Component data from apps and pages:
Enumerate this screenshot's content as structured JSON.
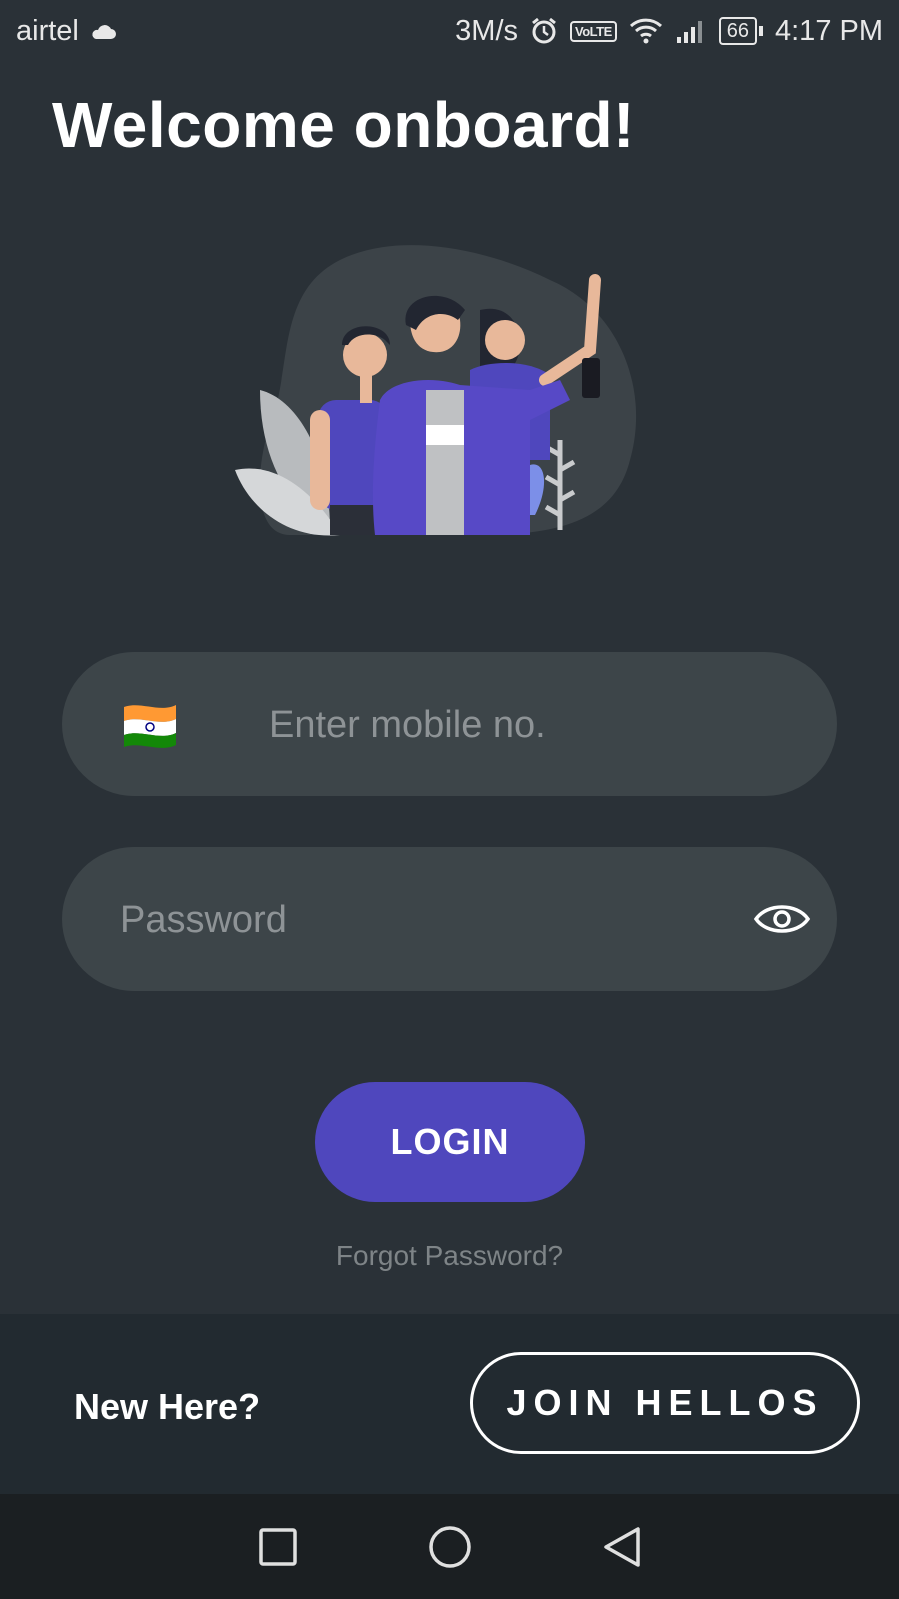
{
  "status_bar": {
    "carrier": "airtel",
    "network_speed": "3M/s",
    "volte": "VoLTE",
    "battery": "66",
    "time": "4:17 PM"
  },
  "title": "Welcome onboard!",
  "mobile": {
    "placeholder": "Enter mobile no.",
    "value": ""
  },
  "password": {
    "placeholder": "Password",
    "value": ""
  },
  "login_label": "LOGIN",
  "forgot_label": "Forgot Password?",
  "footer": {
    "prompt": "New Here?",
    "join_label": "JOIN HELLOS"
  },
  "colors": {
    "background": "#2a3137",
    "field": "#3d4549",
    "accent": "#4f47bd",
    "footer": "#222a30",
    "nav": "#1b1f22"
  },
  "icons": {
    "flag": "india-flag-icon",
    "eye": "eye-icon",
    "nav": [
      "square-recents-icon",
      "circle-home-icon",
      "triangle-back-icon"
    ]
  }
}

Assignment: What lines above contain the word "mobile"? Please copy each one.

Output for this exercise:
  "mobile": {
    "placeholder": "Enter mobile no.",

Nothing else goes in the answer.